"What women want or need for their families is not a government that is sermonizing but a government that is there with basic life necessities in a crisis," Smoot said.

Smoot added that in Texas, where Gov. George W. Bush has aggressively pushed charitable choice, an often-overlooked reality is that the money being directed to religious groups usually comes by cutting other social services. She notes that there is no effective oversight to make sure sectarian groups do not use public funds to proselytize or pressure needy people to take part in religious activities.

"People who watch the Christian Coalition and the far right know that it is just as ludicrous for them to claim that their agenda is pro-women as it has been for them to claim their agenda is pro-African American or pro-Latino," Smoot told Church & State. "This is another in a series of attempts to convince the public of something that is counterintuitive and absolutely false -- that their agenda helps people."

While Religious Right groups would like to shift social service spending to sectarian agencies for the short term, their larger goal may be more ambitious: getting government out of the job of providing these services at all. Christian Coalition President Robertson, for example, has derided the various government programs that were created in the 1960s as "wasteful."

One of Bush's key advisors on welfare is Marvin Olasky, a professor at the University of Texas and editor of the Religious Right magazine World. In his 1992 book The Tragedy of American Compassion, Olasky speaks approvingly of 19th century models of welfare, where most aid was given by churches, and poverty and homeless were often viewed as the result of moral or spiritual failings. Quoting a Christian relief group from mid-19th century New York, Olasky lauds the idea of maintaining a "willingness to step away for a time and let those who have dug their own hole 'suffer the consequences of their misconduct.' The early Calvinists knew that time spent in the pit could be what was needed to save a life from permanent debauch (and a soul from hell)."

Given the Religious Right's stands on issues like reproductive choice, school vouchers and charitable choice, should women be skeptical of the Religious Right's new recruitment drive? Many advocates of women's rights say yes.

Karen Johnson, the vice president of membership for the National Organization for Women, urges women to be wary of the Religious Right's message. Johnson told Church & State she believes the Religious Right is making a big push to attract more women to persuade them to support far-right candidates in the hope of closing the "gender gap." Ironically, once in power, she says, these politicians would implement policies that are anti-woman.

"They are trying to appeal to women because women have been the decisive vote in the last few elections," Johnson said. "They know that to get their agenda through, they need the votes of women."

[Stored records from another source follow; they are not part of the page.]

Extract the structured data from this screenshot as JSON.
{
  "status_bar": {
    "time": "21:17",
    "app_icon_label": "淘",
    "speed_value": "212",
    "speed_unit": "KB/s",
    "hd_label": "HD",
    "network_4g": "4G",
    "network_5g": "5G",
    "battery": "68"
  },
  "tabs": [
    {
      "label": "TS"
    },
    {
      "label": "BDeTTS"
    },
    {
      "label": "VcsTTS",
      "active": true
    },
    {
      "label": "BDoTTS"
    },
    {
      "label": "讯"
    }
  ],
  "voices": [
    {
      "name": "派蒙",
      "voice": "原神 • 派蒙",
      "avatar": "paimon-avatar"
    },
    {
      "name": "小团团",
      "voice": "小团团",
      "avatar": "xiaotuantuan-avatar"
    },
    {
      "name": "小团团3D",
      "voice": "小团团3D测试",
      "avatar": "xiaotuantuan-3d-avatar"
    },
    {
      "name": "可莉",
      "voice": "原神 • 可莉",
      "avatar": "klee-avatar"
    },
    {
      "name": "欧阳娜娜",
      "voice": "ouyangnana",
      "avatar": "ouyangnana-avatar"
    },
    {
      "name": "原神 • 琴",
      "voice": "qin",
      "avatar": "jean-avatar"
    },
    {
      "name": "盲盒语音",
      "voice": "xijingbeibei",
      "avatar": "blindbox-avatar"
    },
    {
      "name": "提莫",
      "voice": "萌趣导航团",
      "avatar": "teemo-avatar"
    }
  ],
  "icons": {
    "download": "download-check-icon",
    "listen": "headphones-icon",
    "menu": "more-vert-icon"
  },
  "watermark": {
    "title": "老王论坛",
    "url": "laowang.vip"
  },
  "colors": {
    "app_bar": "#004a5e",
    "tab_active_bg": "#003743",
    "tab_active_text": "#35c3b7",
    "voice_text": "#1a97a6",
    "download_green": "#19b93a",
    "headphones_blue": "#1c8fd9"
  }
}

Johnson says women should remain viligant. "Certainly I think the problem with the Religious Right and the Christian Coalition and the people of their ilk is the fact that they have distorted the word of God to develop a system of patriarchy where women are always going to be the lesser," she said. "To me, as a person of faith, the Religious Right is neither right nor religious. Their religion is one of women's subordination as opposed to one of godliness."

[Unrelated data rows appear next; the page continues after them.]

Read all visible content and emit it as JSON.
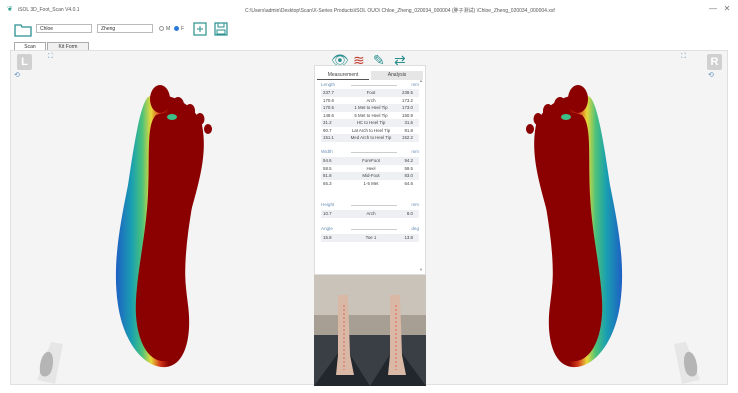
{
  "window": {
    "app_title": "iSOL 3D_Foot_Scan V4.0.1",
    "path_title": "C:\\Users\\admin\\Desktop\\Scan\\X-Series Products\\iSOL OUO\\ Chloe_Zheng_020034_000004 (胖子测试) \\Chloe_Zheng_020034_000004.xsf",
    "min_label": "—",
    "close_label": "✕"
  },
  "toolbar": {
    "first_name": "Chloe",
    "last_name": "Zheng",
    "gender_m": "M",
    "gender_f": "F",
    "gender_selected": "F"
  },
  "tabs": [
    {
      "label": "Scan"
    },
    {
      "label": "Kit Form"
    }
  ],
  "side": {
    "left_label": "L",
    "right_label": "R"
  },
  "panel": {
    "tabs": [
      {
        "label": "Measurement"
      },
      {
        "label": "Analysis"
      }
    ],
    "length": {
      "title": "Length",
      "unit": "mm",
      "rows": [
        {
          "left": "237.7",
          "name": "Foot",
          "right": "239.5"
        },
        {
          "left": "170.6",
          "name": "Arch",
          "right": "173.2"
        },
        {
          "left": "170.5",
          "name": "1 Met to Heel Tip",
          "right": "173.0"
        },
        {
          "left": "149.6",
          "name": "5 Met to Heel Tip",
          "right": "150.9"
        },
        {
          "left": "31.2",
          "name": "HC to Heel Tip",
          "right": "31.6"
        },
        {
          "left": "90.7",
          "name": "Lat Arch to Heel Tip",
          "right": "91.8"
        },
        {
          "left": "151.1",
          "name": "Med Arch to Heel Tip",
          "right": "152.2"
        }
      ]
    },
    "width": {
      "title": "Width",
      "unit": "mm",
      "rows": [
        {
          "left": "94.6",
          "name": "ForeFoot",
          "right": "94.2"
        },
        {
          "left": "58.5",
          "name": "Heel",
          "right": "59.5"
        },
        {
          "left": "81.8",
          "name": "Mid-Foot",
          "right": "83.0"
        },
        {
          "left": "65.3",
          "name": "1-5 Met",
          "right": "64.6"
        }
      ]
    },
    "height": {
      "title": "Height",
      "unit": "mm",
      "rows": [
        {
          "left": "10.7",
          "name": "Arch",
          "right": "8.0"
        }
      ]
    },
    "angle": {
      "title": "Angle",
      "unit": "deg",
      "rows": [
        {
          "left": "15.8",
          "name": "Toe 1",
          "right": "13.8"
        }
      ]
    }
  },
  "colors": {
    "accent": "#2b7bd6",
    "heatmap_high": "#8b0000",
    "heatmap_low": "#1e5fc4"
  }
}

Barry W. Lynn, executive director of Americans United, concurs. "The Religious Right has a basic contempt for the progress women have made over the past century," said Lynn. "Its policies, if adopted, would return women to a time when their choices were limited and many of their decisions were made by someone else. There is simply no way you can call an agenda like that 'pro-woman.'"